PETERBOROUGH, ON, June 3, 2015 /CNW/ - Black bear incidents in Southern Ontario highlight the need for improved black bear management. Media coverage is extensive when black bears are seen in heavily urbanized areas, but these types of situations are a common occurrence for many people in Ontario.
Many people are suggesting that the Ministry of Natural Resources and Forestry (MNRF) is at fault for the increase in human/bear conflicts and/or how they are dealt with, but the calls for fully restoring the Bear Wise program to its former level will not solve the problem. There is significant evidence that showed the Bear Wise trap and transfer program was unsuccessful and an unjustifiable use of limited resources needed for wildlife management. What we need is better management of black bears.
Proper black bear management in Ontario requires both spring and fall hunting.
The Ontario Federation of Anglers and Hunters has called on the MNRF to examine Wildlife Management Units that support sustainable black bear populations but do not currently have an open fall black bear season. The OFAH also continues to call for the return of the spring bear hunt throughout all of bear country in Ontario.
"Information provided by black bear hunters can help the MNRF assess the status and health of bear populations. Without these boots on the ground, the MNRF is missing the most important source of data required for proper black bear management," says OFAH Senior Wildlife Biologist Mark Ryckman.
For the full OFAH recommendation on expanding fall hunting and more information on black bear management, visit www.ofah.org/bearaction
With more than 100,000 members, subscribers and supporters and 725 member clubs, the OFAH is the largest non-profit fish and wildlife conservation-based organization in Ontario. For more information, visit www.ofah.org, follow us on Twitter and on Facebook.
SOURCE Ontario Federation of Anglers & Hunters
Image with caption: "Ontario Federation of Anglers and Hunters (CNW Group/Ontario Federation of Anglers & Hunters)". Image available at: http://photos.newswire.ca/images/download/20150603_C6938_PHOTO_EN_17519.jpg

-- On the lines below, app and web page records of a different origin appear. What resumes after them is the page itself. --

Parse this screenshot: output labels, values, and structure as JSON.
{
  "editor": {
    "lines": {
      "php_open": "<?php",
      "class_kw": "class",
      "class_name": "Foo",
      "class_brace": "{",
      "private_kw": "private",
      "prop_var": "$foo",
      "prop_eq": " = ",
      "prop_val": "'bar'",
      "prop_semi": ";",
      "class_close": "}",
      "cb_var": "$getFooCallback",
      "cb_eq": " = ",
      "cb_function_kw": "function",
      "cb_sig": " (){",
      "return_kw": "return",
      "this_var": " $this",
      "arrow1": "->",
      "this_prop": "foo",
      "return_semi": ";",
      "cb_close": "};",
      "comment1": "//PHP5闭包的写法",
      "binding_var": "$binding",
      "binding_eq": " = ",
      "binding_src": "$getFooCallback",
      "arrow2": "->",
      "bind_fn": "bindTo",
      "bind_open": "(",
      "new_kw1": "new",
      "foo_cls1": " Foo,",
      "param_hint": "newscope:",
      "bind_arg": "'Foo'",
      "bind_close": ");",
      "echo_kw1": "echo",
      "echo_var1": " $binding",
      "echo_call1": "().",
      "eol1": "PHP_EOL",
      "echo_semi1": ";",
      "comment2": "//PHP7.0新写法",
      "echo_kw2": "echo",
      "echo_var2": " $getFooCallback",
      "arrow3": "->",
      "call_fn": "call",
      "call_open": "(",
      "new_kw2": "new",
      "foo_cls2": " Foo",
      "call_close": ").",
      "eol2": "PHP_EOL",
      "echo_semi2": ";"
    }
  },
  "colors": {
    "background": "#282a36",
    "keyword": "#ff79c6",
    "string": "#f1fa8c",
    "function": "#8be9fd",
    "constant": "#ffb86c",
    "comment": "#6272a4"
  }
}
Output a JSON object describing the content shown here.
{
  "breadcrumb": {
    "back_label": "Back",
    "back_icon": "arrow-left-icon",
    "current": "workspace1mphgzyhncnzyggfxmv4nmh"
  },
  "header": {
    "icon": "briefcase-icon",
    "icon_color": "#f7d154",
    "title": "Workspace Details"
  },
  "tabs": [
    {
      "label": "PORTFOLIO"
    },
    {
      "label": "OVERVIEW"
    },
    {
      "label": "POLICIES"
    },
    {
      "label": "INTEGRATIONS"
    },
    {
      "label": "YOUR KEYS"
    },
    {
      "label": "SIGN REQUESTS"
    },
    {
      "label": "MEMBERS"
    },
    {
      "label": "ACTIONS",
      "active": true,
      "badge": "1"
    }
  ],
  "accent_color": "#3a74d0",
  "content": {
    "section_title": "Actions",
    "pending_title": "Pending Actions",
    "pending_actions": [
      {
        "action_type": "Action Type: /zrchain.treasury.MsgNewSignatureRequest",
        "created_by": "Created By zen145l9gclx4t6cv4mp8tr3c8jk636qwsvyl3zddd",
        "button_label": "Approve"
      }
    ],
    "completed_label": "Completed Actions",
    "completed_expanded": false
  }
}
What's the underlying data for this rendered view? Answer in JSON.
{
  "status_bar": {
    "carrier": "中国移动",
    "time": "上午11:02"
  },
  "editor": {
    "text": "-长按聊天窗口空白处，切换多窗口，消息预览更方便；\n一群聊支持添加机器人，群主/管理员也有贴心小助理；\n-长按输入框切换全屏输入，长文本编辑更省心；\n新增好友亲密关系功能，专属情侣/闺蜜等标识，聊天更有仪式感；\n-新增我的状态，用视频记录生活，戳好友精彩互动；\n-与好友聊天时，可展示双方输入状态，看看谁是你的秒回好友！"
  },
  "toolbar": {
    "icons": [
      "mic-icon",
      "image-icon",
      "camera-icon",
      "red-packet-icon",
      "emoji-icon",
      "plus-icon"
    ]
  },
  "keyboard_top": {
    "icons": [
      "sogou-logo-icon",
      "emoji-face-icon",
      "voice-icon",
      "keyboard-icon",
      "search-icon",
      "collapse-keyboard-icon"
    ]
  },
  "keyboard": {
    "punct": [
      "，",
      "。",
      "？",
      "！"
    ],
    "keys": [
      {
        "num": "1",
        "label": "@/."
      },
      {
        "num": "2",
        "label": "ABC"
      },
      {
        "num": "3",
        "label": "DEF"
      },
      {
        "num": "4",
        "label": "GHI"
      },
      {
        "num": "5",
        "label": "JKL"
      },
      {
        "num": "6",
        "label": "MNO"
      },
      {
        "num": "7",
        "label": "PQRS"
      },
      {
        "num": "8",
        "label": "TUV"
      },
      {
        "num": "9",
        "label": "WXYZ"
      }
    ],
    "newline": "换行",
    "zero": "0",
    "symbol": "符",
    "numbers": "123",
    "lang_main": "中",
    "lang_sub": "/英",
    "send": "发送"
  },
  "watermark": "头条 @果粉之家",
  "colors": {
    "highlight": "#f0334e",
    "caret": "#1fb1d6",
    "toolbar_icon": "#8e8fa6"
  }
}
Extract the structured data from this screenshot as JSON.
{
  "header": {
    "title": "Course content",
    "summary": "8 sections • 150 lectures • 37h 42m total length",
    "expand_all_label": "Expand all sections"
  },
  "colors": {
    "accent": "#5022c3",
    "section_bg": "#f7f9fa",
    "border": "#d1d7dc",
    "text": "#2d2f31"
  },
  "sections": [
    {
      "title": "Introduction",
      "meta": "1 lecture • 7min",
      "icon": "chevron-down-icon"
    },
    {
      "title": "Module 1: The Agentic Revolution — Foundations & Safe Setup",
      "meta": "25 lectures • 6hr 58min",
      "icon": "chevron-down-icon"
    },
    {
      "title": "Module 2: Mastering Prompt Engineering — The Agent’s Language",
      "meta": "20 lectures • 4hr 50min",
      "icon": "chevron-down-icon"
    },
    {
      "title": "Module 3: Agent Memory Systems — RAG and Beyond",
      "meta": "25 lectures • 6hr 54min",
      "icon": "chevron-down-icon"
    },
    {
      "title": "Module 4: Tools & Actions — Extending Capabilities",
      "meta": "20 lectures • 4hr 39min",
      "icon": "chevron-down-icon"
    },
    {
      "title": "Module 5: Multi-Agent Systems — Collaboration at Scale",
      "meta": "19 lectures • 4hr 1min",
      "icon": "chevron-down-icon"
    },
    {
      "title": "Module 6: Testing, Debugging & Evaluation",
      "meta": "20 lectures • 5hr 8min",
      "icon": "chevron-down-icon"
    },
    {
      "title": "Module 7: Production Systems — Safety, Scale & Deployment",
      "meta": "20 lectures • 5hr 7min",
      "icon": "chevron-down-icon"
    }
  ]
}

For further information: MEDIA CONTACTS: Mark Ryckman, Senior Wildlife Biologist, 705-748-6324 ext. 239, email@example.com; Shawn Cayley, Manager of Communications, 705-748-6324 ext. 270, firstname.lastname@example.org